Realplayer has a good variant of this. It produces a little pull-down menu with a list of time periods that it suggests you might want to to be reminded after. The first few times, it shows - and I'm remembering this, so may have it wrong - 1 day, 7 days, 4 weeks - something like that anyway. So, I select the longest period. Then in 4 weeks time, it asks me again - and this is the clever part - now it adds a new option - "Never remind me again". Great I think, I'll select that. What it should say is "Select never, you fool, because I think your memory is shorter than mine, so when I ask you again, you'll have forgotten that you ever said never. Foolish user."

Thing is, I'm not just a poor old end user - that's what we call them in the software business - but I work for a major software company, and have been in the IT business for about 45 years - most of my working life. So, if this stuff pisses me off, how does the average user feel about it?

I've just been rereading a great book - The lunatics are running the asylum  by Alan Cooper which I recommend to everyone, whether you are in the software business or not. The problems I mentioned up top are minor compared with some of the scenarios he lists in the book.
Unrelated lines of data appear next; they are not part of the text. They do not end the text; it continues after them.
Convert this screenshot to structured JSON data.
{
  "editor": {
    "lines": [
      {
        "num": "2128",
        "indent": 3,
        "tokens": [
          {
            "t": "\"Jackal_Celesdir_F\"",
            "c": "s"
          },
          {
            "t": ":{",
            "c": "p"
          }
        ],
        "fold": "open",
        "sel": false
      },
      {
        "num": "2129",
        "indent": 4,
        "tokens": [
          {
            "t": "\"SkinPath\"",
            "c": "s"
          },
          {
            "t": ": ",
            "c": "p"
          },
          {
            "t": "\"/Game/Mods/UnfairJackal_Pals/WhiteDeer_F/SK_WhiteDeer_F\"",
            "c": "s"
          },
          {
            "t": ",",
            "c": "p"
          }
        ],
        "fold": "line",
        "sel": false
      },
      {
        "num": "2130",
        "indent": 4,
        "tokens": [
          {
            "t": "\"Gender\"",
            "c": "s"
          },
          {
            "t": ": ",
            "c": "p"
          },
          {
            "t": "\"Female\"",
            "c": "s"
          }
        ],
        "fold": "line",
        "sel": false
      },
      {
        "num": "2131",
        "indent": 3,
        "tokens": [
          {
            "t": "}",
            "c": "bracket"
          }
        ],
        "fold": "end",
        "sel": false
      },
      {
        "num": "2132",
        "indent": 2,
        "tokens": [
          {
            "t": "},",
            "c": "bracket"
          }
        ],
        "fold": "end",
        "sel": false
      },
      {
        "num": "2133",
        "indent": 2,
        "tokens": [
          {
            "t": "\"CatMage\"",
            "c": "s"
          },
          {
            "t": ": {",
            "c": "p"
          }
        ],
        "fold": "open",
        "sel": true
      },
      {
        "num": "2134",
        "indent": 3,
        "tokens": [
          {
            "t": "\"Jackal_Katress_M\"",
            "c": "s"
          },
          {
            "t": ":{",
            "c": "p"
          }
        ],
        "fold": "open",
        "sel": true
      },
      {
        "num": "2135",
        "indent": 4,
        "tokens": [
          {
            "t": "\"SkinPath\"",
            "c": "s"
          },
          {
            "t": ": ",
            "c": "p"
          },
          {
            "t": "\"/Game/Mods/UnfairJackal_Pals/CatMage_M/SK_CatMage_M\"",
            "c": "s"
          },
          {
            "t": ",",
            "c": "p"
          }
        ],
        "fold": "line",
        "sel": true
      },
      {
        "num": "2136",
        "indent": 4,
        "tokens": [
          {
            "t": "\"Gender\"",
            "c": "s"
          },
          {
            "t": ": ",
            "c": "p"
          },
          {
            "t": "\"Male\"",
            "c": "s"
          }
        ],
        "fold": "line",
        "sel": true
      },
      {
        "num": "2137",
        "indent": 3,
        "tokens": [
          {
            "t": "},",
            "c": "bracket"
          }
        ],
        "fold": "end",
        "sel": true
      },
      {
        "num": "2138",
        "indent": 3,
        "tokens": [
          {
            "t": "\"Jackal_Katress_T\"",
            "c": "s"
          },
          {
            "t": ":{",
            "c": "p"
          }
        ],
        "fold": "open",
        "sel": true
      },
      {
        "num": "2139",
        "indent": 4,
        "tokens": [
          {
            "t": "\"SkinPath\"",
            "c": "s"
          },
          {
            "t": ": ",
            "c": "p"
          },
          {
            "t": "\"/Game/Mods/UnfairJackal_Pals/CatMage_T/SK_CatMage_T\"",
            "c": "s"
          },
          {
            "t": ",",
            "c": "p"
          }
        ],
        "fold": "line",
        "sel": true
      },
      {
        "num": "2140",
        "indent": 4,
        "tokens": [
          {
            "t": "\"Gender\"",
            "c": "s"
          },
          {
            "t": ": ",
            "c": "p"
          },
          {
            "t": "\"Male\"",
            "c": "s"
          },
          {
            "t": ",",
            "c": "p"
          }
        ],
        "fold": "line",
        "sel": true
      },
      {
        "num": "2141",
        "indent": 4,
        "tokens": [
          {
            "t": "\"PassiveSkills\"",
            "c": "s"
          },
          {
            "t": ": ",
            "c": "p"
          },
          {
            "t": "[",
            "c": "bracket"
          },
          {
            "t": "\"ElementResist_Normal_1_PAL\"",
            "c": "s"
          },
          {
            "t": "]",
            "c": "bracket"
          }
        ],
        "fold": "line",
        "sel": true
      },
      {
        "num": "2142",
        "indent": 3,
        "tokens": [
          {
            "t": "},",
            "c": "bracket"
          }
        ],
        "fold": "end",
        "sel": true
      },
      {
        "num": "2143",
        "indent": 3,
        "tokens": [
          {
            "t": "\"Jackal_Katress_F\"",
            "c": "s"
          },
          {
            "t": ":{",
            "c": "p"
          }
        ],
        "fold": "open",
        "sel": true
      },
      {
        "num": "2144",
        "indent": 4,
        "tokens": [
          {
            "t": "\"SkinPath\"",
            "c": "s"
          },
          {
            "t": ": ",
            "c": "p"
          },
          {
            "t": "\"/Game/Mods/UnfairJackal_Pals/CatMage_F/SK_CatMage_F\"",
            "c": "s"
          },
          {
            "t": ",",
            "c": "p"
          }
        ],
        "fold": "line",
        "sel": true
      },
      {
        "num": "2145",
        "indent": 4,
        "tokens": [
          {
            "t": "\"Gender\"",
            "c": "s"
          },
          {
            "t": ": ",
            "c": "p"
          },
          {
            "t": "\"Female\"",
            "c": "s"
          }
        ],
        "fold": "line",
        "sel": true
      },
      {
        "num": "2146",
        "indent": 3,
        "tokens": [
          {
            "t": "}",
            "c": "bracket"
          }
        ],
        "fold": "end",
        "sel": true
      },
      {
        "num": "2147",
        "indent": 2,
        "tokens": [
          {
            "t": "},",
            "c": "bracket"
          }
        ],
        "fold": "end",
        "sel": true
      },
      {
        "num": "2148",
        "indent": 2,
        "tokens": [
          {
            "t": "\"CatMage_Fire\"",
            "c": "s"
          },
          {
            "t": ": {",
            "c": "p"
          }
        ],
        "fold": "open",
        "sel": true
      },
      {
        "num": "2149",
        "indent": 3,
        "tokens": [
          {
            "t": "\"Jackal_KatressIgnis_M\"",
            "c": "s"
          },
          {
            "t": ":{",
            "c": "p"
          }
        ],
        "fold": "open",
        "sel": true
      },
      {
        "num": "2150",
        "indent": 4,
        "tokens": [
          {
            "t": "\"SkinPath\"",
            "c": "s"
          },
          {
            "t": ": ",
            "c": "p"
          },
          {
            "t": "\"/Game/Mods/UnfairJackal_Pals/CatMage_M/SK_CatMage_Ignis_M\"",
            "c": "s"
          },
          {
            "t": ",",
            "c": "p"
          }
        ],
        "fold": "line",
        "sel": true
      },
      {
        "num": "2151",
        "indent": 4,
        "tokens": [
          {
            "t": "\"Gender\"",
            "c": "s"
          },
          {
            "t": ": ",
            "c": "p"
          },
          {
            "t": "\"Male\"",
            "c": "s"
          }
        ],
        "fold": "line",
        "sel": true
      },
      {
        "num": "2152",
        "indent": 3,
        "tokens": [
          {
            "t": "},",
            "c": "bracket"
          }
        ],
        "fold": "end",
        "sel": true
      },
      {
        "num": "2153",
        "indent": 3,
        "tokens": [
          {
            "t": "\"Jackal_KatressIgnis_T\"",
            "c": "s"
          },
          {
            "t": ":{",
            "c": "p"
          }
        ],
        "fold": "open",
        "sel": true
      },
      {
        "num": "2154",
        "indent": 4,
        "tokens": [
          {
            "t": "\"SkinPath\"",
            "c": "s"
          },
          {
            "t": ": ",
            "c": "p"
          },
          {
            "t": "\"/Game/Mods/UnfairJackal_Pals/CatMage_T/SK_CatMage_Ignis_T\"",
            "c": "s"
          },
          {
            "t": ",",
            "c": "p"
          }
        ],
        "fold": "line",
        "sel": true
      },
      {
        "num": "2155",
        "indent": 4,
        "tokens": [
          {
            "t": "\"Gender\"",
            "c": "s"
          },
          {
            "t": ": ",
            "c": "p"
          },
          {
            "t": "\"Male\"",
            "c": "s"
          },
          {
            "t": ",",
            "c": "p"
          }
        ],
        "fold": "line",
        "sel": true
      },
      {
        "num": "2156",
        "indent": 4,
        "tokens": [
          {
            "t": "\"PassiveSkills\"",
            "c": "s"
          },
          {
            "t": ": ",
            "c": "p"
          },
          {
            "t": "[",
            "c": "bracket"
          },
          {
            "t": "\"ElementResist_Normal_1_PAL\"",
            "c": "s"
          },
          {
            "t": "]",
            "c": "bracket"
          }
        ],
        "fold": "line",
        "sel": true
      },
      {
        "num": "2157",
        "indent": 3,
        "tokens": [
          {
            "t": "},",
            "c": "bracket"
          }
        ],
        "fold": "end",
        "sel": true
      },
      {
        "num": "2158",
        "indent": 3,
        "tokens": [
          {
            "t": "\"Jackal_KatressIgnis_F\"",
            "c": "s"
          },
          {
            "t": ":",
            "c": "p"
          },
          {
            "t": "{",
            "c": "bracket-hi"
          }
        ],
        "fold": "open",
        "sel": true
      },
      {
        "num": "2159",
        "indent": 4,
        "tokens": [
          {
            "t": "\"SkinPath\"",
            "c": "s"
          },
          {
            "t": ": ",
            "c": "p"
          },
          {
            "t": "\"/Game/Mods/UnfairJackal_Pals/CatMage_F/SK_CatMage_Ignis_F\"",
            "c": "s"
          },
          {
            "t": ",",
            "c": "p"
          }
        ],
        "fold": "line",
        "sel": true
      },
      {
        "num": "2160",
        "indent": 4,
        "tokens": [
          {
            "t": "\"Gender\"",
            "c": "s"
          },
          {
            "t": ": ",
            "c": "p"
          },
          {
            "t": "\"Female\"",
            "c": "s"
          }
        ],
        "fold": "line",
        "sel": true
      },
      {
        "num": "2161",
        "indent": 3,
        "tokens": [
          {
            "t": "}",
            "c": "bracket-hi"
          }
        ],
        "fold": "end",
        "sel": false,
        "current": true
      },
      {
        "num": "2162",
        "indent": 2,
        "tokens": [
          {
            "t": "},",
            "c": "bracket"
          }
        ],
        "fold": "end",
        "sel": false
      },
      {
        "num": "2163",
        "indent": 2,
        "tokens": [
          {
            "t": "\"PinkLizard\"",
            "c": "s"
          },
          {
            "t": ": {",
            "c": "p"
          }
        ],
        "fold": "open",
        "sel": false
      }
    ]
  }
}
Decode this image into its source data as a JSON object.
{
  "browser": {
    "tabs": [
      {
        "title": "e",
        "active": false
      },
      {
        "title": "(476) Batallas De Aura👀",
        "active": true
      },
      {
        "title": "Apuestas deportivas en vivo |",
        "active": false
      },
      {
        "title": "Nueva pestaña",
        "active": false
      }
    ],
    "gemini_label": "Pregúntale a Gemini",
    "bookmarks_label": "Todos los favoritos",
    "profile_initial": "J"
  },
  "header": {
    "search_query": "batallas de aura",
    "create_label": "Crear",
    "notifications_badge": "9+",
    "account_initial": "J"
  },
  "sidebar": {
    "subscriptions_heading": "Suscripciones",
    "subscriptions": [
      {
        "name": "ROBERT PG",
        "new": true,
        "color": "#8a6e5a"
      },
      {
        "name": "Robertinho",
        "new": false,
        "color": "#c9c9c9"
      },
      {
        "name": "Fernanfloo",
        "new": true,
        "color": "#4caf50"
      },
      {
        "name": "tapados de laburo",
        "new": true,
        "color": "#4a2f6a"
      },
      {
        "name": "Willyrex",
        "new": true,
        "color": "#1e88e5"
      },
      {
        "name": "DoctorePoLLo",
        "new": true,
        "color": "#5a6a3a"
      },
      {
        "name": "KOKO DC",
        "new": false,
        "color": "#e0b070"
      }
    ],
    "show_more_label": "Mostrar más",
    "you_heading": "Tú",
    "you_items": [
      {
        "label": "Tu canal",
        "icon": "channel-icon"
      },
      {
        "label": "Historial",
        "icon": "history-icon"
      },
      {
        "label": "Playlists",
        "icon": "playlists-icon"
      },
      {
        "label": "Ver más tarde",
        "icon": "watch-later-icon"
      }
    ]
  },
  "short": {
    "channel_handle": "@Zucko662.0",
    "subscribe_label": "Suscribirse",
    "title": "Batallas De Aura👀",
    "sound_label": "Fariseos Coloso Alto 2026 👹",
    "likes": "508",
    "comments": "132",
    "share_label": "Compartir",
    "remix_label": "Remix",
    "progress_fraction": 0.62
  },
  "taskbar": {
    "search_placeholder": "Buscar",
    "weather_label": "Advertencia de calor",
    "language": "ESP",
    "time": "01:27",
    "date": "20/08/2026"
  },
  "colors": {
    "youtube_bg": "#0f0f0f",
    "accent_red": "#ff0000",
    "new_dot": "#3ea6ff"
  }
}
My take is a little different to Cooper's. He seems to think that it's all because the programmers don't understand who their real users are - so they build software for super-geeks like themselves. Thing is, I'm a geek and I hate this stuff. I hate the way software treats me like fucking imbecile. I can only put it down to purposeful action. Companies want us to be in thrall to their systems. They want us to be fearful of their software.

Hey, when we had real bank managers - rememeber them? - who you would go to see and ask for a loan or a mortgage, you'd be terrified. You'd dress up in you best suit and practice how you'd answer their questions. Now they just build their software to get you into the same state of terror. Will this transaction complete? Will I have to put all of the data in again? Why do they want to know that? Agh! Not sure if you sense the frustration in that. I considered recording a little audio clip, and attaching it, so that you could clickon it and you'd hear me vent all of it - all over your speakers. Not just 'Agh' but 'AAAAAAAGGGHHH', but, you know, life's too short.

Anyway, next week, Maggie and I are off to Amsterdam for a little R&R. It's been a while, and, as you can probably judge, I'm in need of a break.

Tarra (that's ciao in Geordie)